While I love ALL of nature, I realize that at some point, if I am to live, something has to die for the food that I eat, plant or animal, we all kill something to survive. All of nature is sacred to me, similarly to the way that the Indian people thought. Personally, I was raised valuing the food that we had on the table, but knowing that something had to die. We were raised honoring the animals that we ate, and the garden that we used. Something has to die for us to live. I don’t hunt anymore, because I don’t have to, and I don’t enjoy looking an animal in the face while dropping the hammer on them. I know that I have in the past, and I can if I need to. So, I understand where vegetarians are coming from.

Suzy, if I may be so bold to ask, are you a vegetarian?

omr said...

No canned green beans at that favorite meal?

Ernie Branscomb said...

No canned anything in the summer. Those mason jars full of fresh garden were fer winter eatin'.

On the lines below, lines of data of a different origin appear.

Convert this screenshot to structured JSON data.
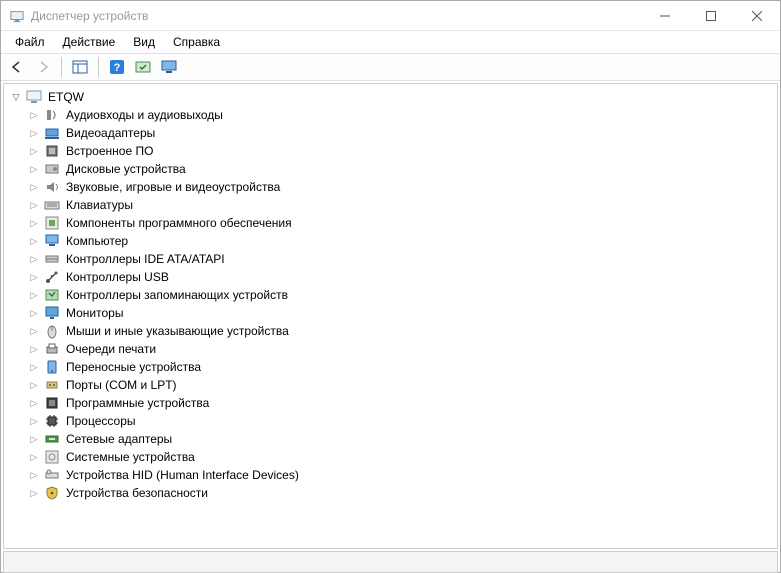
{
  "window": {
    "title": "Диспетчер устройств"
  },
  "menu": {
    "file": "Файл",
    "action": "Действие",
    "view": "Вид",
    "help": "Справка"
  },
  "tree": {
    "root": {
      "label": "ETQW"
    },
    "categories": [
      {
        "icon": "audio-io",
        "label": "Аудиовходы и аудиовыходы"
      },
      {
        "icon": "display-adapter",
        "label": "Видеоадаптеры"
      },
      {
        "icon": "firmware",
        "label": "Встроенное ПО"
      },
      {
        "icon": "disk",
        "label": "Дисковые устройства"
      },
      {
        "icon": "sound",
        "label": "Звуковые, игровые и видеоустройства"
      },
      {
        "icon": "keyboard",
        "label": "Клавиатуры"
      },
      {
        "icon": "software-comp",
        "label": "Компоненты программного обеспечения"
      },
      {
        "icon": "computer",
        "label": "Компьютер"
      },
      {
        "icon": "ide",
        "label": "Контроллеры IDE ATA/ATAPI"
      },
      {
        "icon": "usb",
        "label": "Контроллеры USB"
      },
      {
        "icon": "storage-ctrl",
        "label": "Контроллеры запоминающих устройств"
      },
      {
        "icon": "monitor",
        "label": "Мониторы"
      },
      {
        "icon": "mouse",
        "label": "Мыши и иные указывающие устройства"
      },
      {
        "icon": "print-queue",
        "label": "Очереди печати"
      },
      {
        "icon": "portable",
        "label": "Переносные устройства"
      },
      {
        "icon": "ports",
        "label": "Порты (COM и LPT)"
      },
      {
        "icon": "software-dev",
        "label": "Программные устройства"
      },
      {
        "icon": "cpu",
        "label": "Процессоры"
      },
      {
        "icon": "network",
        "label": "Сетевые адаптеры"
      },
      {
        "icon": "system",
        "label": "Системные устройства"
      },
      {
        "icon": "hid",
        "label": "Устройства HID (Human Interface Devices)"
      },
      {
        "icon": "security",
        "label": "Устройства безопасности"
      }
    ]
  }
}
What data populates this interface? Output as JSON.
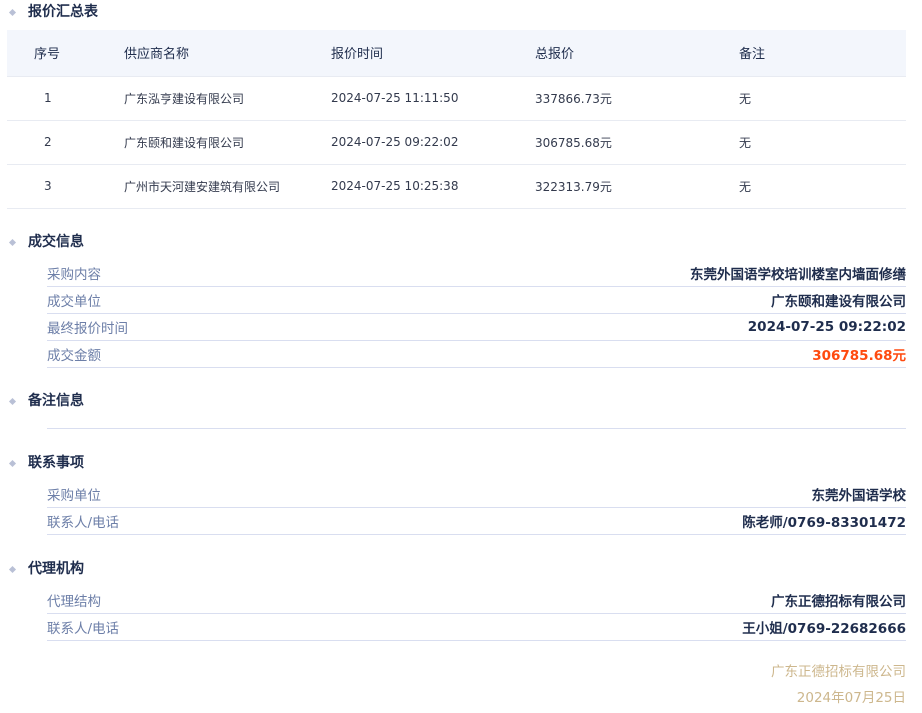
{
  "quote_summary": {
    "title": "报价汇总表",
    "columns": [
      "序号",
      "供应商名称",
      "报价时间",
      "总报价",
      "备注"
    ],
    "rows": [
      {
        "index": "1",
        "supplier": "广东泓亨建设有限公司",
        "time": "2024-07-25 11:11:50",
        "total": "337866.73元",
        "remark": "无"
      },
      {
        "index": "2",
        "supplier": "广东颐和建设有限公司",
        "time": "2024-07-25 09:22:02",
        "total": "306785.68元",
        "remark": "无"
      },
      {
        "index": "3",
        "supplier": "广州市天河建安建筑有限公司",
        "time": "2024-07-25 10:25:38",
        "total": "322313.79元",
        "remark": "无"
      }
    ]
  },
  "deal_info": {
    "title": "成交信息",
    "items": [
      {
        "label": "采购内容",
        "value": "东莞外国语学校培训楼室内墙面修缮"
      },
      {
        "label": "成交单位",
        "value": "广东颐和建设有限公司"
      },
      {
        "label": "最终报价时间",
        "value": "2024-07-25 09:22:02"
      },
      {
        "label": "成交金额",
        "value": "306785.68元"
      }
    ]
  },
  "remark_info": {
    "title": "备注信息"
  },
  "contact": {
    "title": "联系事项",
    "items": [
      {
        "label": "采购单位",
        "value": "东莞外国语学校"
      },
      {
        "label": "联系人/电话",
        "value": "陈老师/0769-83301472"
      }
    ]
  },
  "agency": {
    "title": "代理机构",
    "items": [
      {
        "label": "代理结构",
        "value": "广东正德招标有限公司"
      },
      {
        "label": "联系人/电话",
        "value": "王小姐/0769-22682666"
      }
    ]
  },
  "footer": {
    "company": "广东正德招标有限公司",
    "date": "2024年07月25日"
  },
  "colors": {
    "accent": "#ff4a0f",
    "label": "#6d7fa8",
    "footer": "#cdb78d"
  }
}
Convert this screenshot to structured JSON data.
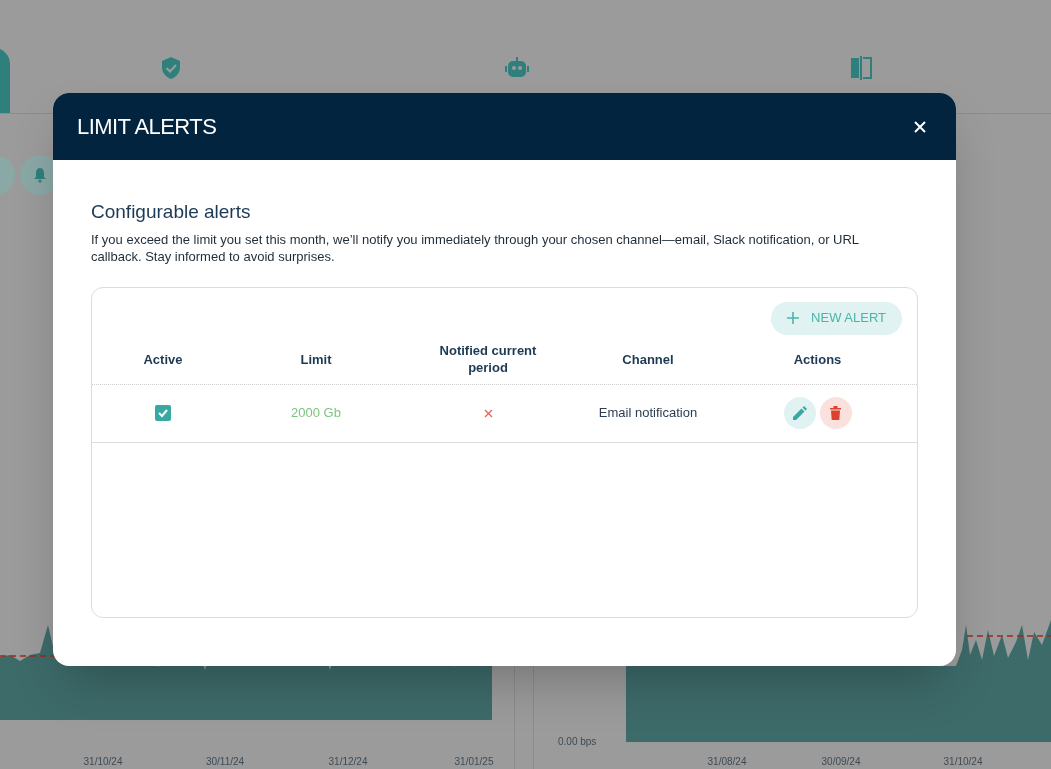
{
  "backdrop": {
    "tabs": [
      {
        "selected": true
      },
      {
        "kind": "shield",
        "selected": false
      },
      {
        "kind": "robot",
        "selected": false
      },
      {
        "kind": "split",
        "selected": false
      }
    ],
    "charts": [
      {
        "x_labels": [
          "31/10/24",
          "30/11/24",
          "31/12/24",
          "31/01/25"
        ]
      },
      {
        "y_labels": [
          "0.00 bps"
        ],
        "x_labels": [
          "31/08/24",
          "30/09/24",
          "31/10/24"
        ]
      }
    ]
  },
  "modal": {
    "title": "LIMIT ALERTS",
    "heading": "Configurable alerts",
    "description": "If you exceed the limit you set this month, we’ll notify you immediately through your chosen channel—email, Slack notification, or URL callback. Stay informed to avoid surprises.",
    "new_alert_button": "NEW ALERT",
    "columns": [
      "Active",
      "Limit",
      "Notified current period",
      "Channel",
      "Actions"
    ],
    "rows": [
      {
        "active": true,
        "limit": "2000 Gb",
        "notified": false,
        "channel": "Email notification"
      }
    ]
  }
}
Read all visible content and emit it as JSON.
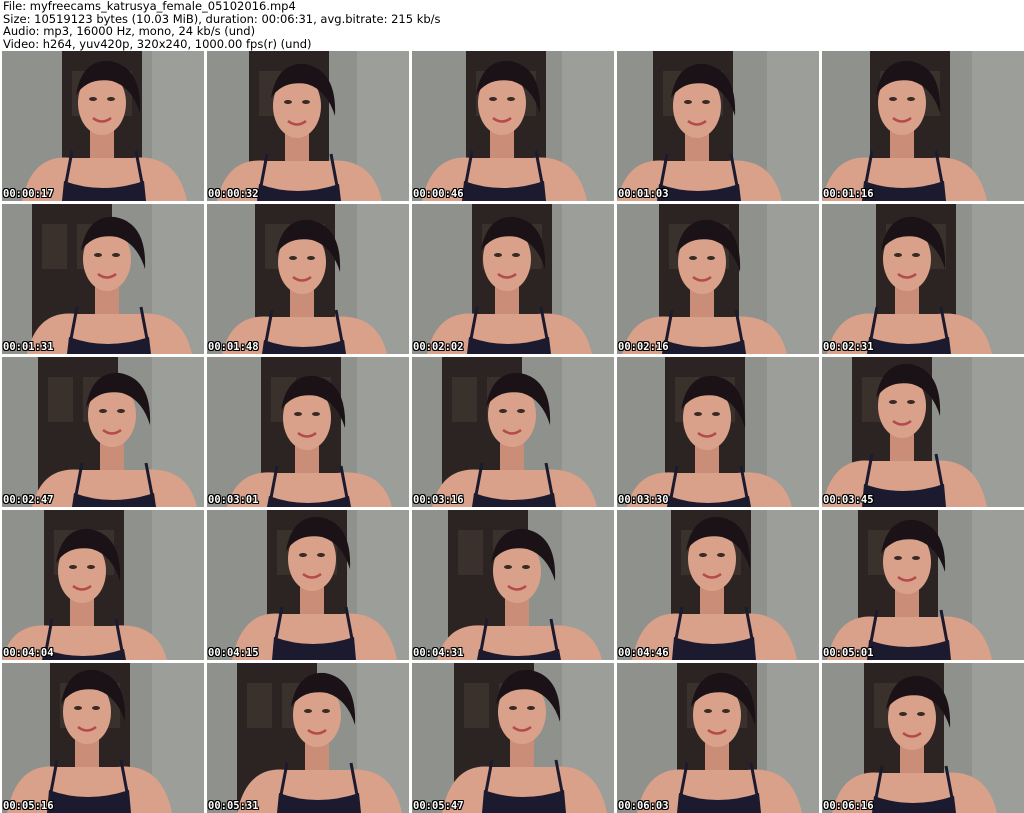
{
  "header": {
    "line_file": "File: myfreecams_katrusya_female_05102016.mp4",
    "line_size": "Size: 10519123 bytes (10.03 MiB), duration: 00:06:31, avg.bitrate: 215 kb/s",
    "line_audio": "Audio: mp3, 16000 Hz, mono, 24 kb/s (und)",
    "line_video": "Video: h264, yuv420p, 320x240, 1000.00 fps(r) (und)"
  },
  "thumbnails": [
    {
      "timestamp": "00:00:17"
    },
    {
      "timestamp": "00:00:32"
    },
    {
      "timestamp": "00:00:46"
    },
    {
      "timestamp": "00:01:03"
    },
    {
      "timestamp": "00:01:16"
    },
    {
      "timestamp": "00:01:31"
    },
    {
      "timestamp": "00:01:48"
    },
    {
      "timestamp": "00:02:02"
    },
    {
      "timestamp": "00:02:16"
    },
    {
      "timestamp": "00:02:31"
    },
    {
      "timestamp": "00:02:47"
    },
    {
      "timestamp": "00:03:01"
    },
    {
      "timestamp": "00:03:16"
    },
    {
      "timestamp": "00:03:30"
    },
    {
      "timestamp": "00:03:45"
    },
    {
      "timestamp": "00:04:04"
    },
    {
      "timestamp": "00:04:15"
    },
    {
      "timestamp": "00:04:31"
    },
    {
      "timestamp": "00:04:46"
    },
    {
      "timestamp": "00:05:01"
    },
    {
      "timestamp": "00:05:16"
    },
    {
      "timestamp": "00:05:31"
    },
    {
      "timestamp": "00:05:47"
    },
    {
      "timestamp": "00:06:03"
    },
    {
      "timestamp": "00:06:16"
    }
  ],
  "colors": {
    "wall": "#8f918c",
    "door": "#2b2422",
    "skin": "#d9a08a",
    "hair": "#1a1216",
    "top": "#1c1a2e"
  }
}
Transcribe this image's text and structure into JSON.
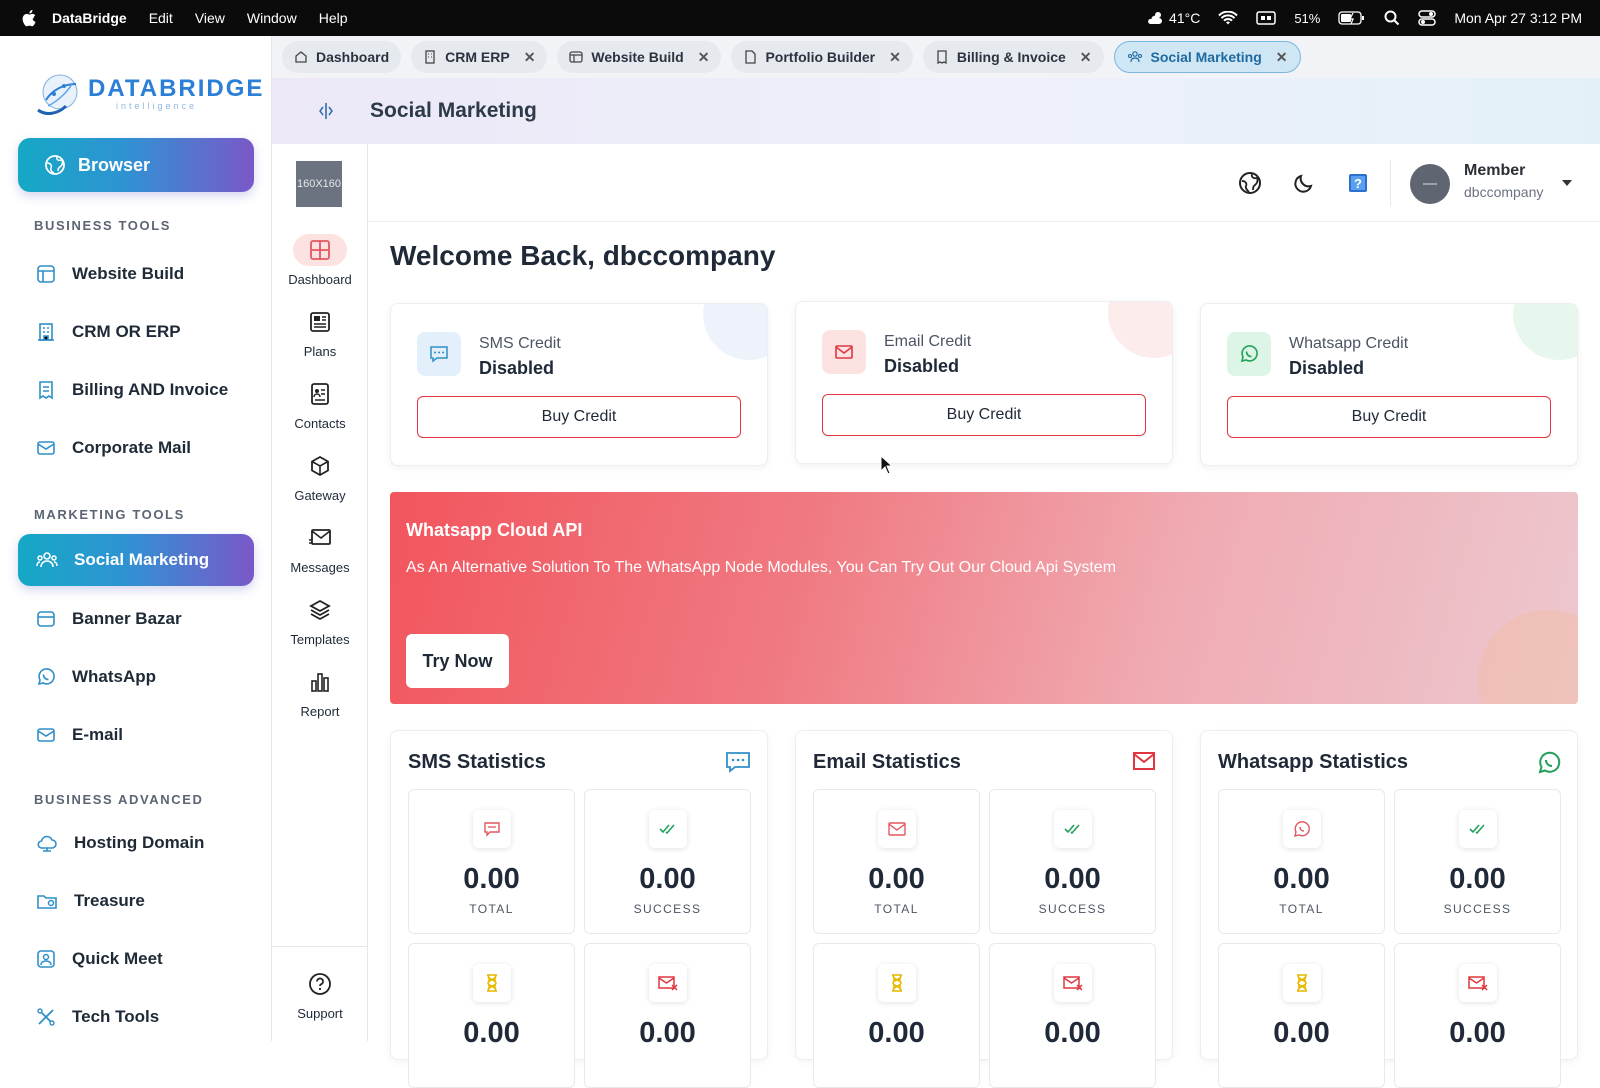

Anonymous said...

I only eat Jimmy Dean Sausage and that is because I don't know how to prepare it and Ernie never sends me any. I have, in days gone by ate my uncle's smoked turkey, salmon and sausage. Even his cured, smoked deer heart. That guy was amazing. Ernie is a true chip off the ol' block.

Oregon

Johnathan Wilson said...

Question for you Ernie, I was reading the book "touring the old redwood highway" and in the Laytonville section there was a service station that was owned by a Rathjen, I think her name might have been Marie, or May, i dont remeber. Do you have any relation?

Anonymous said...

To Johnathan Wilson,---In reply to your comment, yes Ernie is related to the Rathjens that had the Service Station north of Laytonville at the Rancho El Primero, William (Bill) Rathjens and his wife Augusta Maria Rathjens were Ernie's Grandparents from his Mother's side of the family. I am Ernie's Mother Elsie Rathjens Branscomb